Chief among those values is the opportunity to know people from different racial and social backgrounds, and in that regard both Gardner on Thursday and Hennessy on Wednesday night, when introducing Bowen, mentioned the affirmative action case pending before the U.S. Supreme Court.
Hennessy talked numbers when it came his turn to respond to Bowen on Thursday, and the numbers say that the list price of a university education is swiftly rising. It's rising more slowly than lawyers' rates, he acknowledged, but that's not saying much.
"We should all accept the premise that residential and liberal arts institutions are the gold standard," he said. "The challenge is how to preserve the gold standard," even accepting that there are various classes of gold. Maintaining and nurturing a diverse student body entails community centers and theme dorms and even mental health facilities, which are all desirable but expensive.
A few schools – very few – have huge endowments to offset the costs, but that's not a long-term solution, and it's no solution at all for public schools being devoured by publicly mandated expenditures, Hennessy said.
Too many research institutions
A central part of the problem – and Hennessy confessed he is "a pessimist that this problem is going to get fixed" – is research, a point with which Bowen and Gardner agreed.
"We are trying to support too many institutions doing research," Hennessy said flatly. "We have to accept that we may not be able to afford that many research institutions." (That, Bowen remarked a few minutes later in an understatement, "is a very tough political problem.")
Engaging Bowen's question of the previous evening – do we have a cost crisis? – Hennessy said no, we have a cost problem. Where there's a crisis, he said, is in college completion, which hovers just over 50 percent in public schools. It's a bit higher for private schools, and plunges to 25 percent in the for-profit sector. And students who don't complete their education are often those carrying the greatest debt. They owe money and have nothing to show for it.
The public university model clearly is untenable, Hennessy said bluntly. "You just have to blow up the system."
As with the previous evening, the audience appeared captivated and worried, trying to get a handle on the tough choices ahead. Bowen's nonprofit organization for transformative educational technology is called Ithaka; he knows well that the journey will be long and winding.

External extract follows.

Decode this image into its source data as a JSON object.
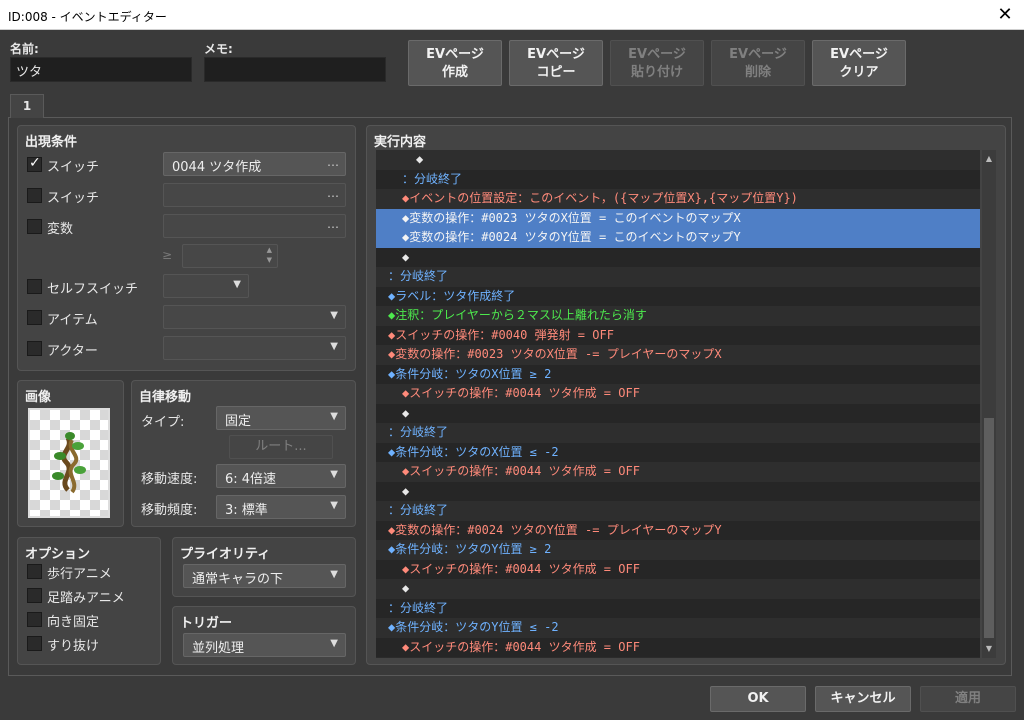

"What will the university look like 10 years from now" once all the changes shake down, asked Daphne Koller, one of the commentators for a discussion session today, which will be devoted to online education. Koller, a cofounder of the online education hosting company Coursera, is on leave from her position as a professor of computer science at Stanford. (This morning's discussion session will take place from 10 a.m. until noon in the Lucas Conference Room in the SIEPR-Landau Economics Building.)
"Ten years is not enough," Bowen replied. "Things will be all over the map. No single paradigm will emerge from all this."
The Tanner Lectures at Stanford are hosted by the Bowen H. McCoy Family Center for Ethics in Society and the President's Office.